Task
Pull each line holding "xaml" out of the entries below.

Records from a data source
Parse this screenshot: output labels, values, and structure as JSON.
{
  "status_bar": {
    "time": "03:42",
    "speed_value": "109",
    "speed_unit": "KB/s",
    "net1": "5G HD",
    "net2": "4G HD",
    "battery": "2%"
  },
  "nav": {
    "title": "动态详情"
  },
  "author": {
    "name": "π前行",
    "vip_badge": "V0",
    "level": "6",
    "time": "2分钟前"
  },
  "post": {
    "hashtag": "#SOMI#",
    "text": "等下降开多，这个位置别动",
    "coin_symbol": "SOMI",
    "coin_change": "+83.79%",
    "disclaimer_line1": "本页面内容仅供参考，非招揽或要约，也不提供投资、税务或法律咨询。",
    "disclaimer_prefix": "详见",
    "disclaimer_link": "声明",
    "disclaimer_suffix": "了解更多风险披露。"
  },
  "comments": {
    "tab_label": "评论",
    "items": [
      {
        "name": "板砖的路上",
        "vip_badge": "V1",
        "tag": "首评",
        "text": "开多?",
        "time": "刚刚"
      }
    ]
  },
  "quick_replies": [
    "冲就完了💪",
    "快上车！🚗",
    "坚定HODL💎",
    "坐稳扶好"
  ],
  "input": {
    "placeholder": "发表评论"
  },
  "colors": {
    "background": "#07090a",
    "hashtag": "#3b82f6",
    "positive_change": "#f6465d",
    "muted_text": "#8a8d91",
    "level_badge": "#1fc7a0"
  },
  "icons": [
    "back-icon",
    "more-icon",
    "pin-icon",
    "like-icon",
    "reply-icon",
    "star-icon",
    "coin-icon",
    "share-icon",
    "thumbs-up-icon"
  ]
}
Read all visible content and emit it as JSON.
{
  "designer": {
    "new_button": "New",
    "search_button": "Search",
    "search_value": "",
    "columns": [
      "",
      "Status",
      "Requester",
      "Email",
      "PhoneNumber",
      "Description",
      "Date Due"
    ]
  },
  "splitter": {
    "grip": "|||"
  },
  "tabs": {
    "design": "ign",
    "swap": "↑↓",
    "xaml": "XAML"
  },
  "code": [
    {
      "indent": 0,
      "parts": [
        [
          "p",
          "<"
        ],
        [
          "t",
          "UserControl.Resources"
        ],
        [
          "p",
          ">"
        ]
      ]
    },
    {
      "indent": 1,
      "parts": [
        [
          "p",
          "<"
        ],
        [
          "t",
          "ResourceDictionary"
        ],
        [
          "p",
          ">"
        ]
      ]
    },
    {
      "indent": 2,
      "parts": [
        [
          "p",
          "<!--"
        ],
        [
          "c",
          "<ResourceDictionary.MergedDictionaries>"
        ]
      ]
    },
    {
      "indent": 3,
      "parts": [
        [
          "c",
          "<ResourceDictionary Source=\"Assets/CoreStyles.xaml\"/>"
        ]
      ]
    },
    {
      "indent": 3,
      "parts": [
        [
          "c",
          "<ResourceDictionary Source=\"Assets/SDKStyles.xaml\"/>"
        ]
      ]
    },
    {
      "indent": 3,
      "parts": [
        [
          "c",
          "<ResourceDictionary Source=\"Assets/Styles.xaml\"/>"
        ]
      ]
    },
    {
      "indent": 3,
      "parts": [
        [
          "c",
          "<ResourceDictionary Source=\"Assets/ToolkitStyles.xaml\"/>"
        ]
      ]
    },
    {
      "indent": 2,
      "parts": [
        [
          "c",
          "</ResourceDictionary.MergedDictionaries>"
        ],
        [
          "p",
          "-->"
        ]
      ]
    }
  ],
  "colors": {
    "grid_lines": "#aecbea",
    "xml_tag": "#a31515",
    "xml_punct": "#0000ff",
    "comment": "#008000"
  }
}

Answer below
    "xaml": "XAML"
          "<ResourceDictionary Source=\"Assets/CoreStyles.xaml\"/>"
          "<ResourceDictionary Source=\"Assets/SDKStyles.xaml\"/>"
          "<ResourceDictionary Source=\"Assets/Styles.xaml\"/>"
          "<ResourceDictionary Source=\"Assets/ToolkitStyles.xaml\"/>"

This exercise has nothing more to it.